VINELAND – The Cumberland County SPCA is eager to convert your unwanted shoe stash into much needed shelter cash.
Through an established relationship with the WoofTrax app, the shelter staff is now participating in a new fundraising opportunity.
Wooftrax Shoes for Shelters & Rescue purchases new or gently used footwear from shelters at a bulk rate.
So the local Society for the Prevention of Cruelty to Animals is hosting a shoe drive, asking the community to bring in their old soles.
“They donate shoes to us, we bag them up,” said shelter staffer Kelly Serbeck. “We’ve gotten about a 100 pairs and we’ve only been collecting for about three or four days.”
WoofTrax repurposes the shoes as an entrepreneurial enterprise.
“They send them to places like Haiti and the Dominican Republic, where they set people up with stands so they can sell them,” Serbeck said.
Everyone can help.
“They take anything; flip flops, work books, sandals, heels and sneakers,” she said, noting all sizes, including children’s shoes are accepted.
The SPCA is looking for partners and businesses who will set up donation bins and serve as collection sites.
They have until Nov. 5 to collect as many shoes as possible.

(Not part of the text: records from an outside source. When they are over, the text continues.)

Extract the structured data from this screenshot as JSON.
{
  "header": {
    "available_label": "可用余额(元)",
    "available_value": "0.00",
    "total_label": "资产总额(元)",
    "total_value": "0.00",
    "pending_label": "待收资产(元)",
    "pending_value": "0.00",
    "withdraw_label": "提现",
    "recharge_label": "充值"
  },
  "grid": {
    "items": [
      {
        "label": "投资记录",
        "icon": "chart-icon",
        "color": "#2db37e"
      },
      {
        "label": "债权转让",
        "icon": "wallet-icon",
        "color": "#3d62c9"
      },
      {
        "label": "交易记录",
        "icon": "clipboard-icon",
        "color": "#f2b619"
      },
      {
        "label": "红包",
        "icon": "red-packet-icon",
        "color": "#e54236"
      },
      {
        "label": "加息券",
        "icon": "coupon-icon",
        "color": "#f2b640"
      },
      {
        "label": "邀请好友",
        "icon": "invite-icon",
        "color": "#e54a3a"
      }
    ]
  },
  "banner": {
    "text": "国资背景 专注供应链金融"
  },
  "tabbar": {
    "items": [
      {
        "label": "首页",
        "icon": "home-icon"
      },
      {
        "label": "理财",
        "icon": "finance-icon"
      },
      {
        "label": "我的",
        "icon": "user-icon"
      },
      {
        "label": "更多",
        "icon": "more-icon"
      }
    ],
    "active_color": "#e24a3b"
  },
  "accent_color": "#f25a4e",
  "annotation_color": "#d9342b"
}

The goal is to reach 2,500 pair of shoes, which would net them about $1,000, Serbeck said.
“Apparently it’s been around for a little while but this is our first time,” Serbeck said.
They discovered it through its connection to the WoofTrax “Walk for a Dog” program where people raise money for their animal shelters by downloading the free “Walk for a Dog” app.
The app uses GPS to track the distance of your walk and the shelter you select gets a donation, which is based on the quantity and distances of the shelter’s registered walkers.
It’s not necessary to be walking a dog to earn the shelter funds. The app, through its “Walk for Cassie” option, allows you to create a dream dog.
Other options include volunteering to walk a shelter dog, or adopting one, the SPCA said.
WoofTrax encouraged shelters to promote the dog-walking fundraiser when the Pokémon Go craze hit. They reminded supporters “to log their miles while they are out Poké hunting, they could be racking up miles for your shelter,” Serbeck said.
While chasing the Pokemon promotion, Serbeck said they discovered the shoe fundraiser.
It’s a good idea because it reaches a wide audience, Serbeck said, noting they are asking people to open their closets, not their wallets.
The timing is good with local families out back-to-school shopping.
Benefits of the fundraiser are tri-fold, said Catherine Shepherd, the shelter’s volunteer/events coordinator. People clean a closet and help someone support their family all while raising money for the shelter.
“It’s a win, win, win,” she said.
Deborah M. Marko: (856) 563-5256; firstname.lastname@example.org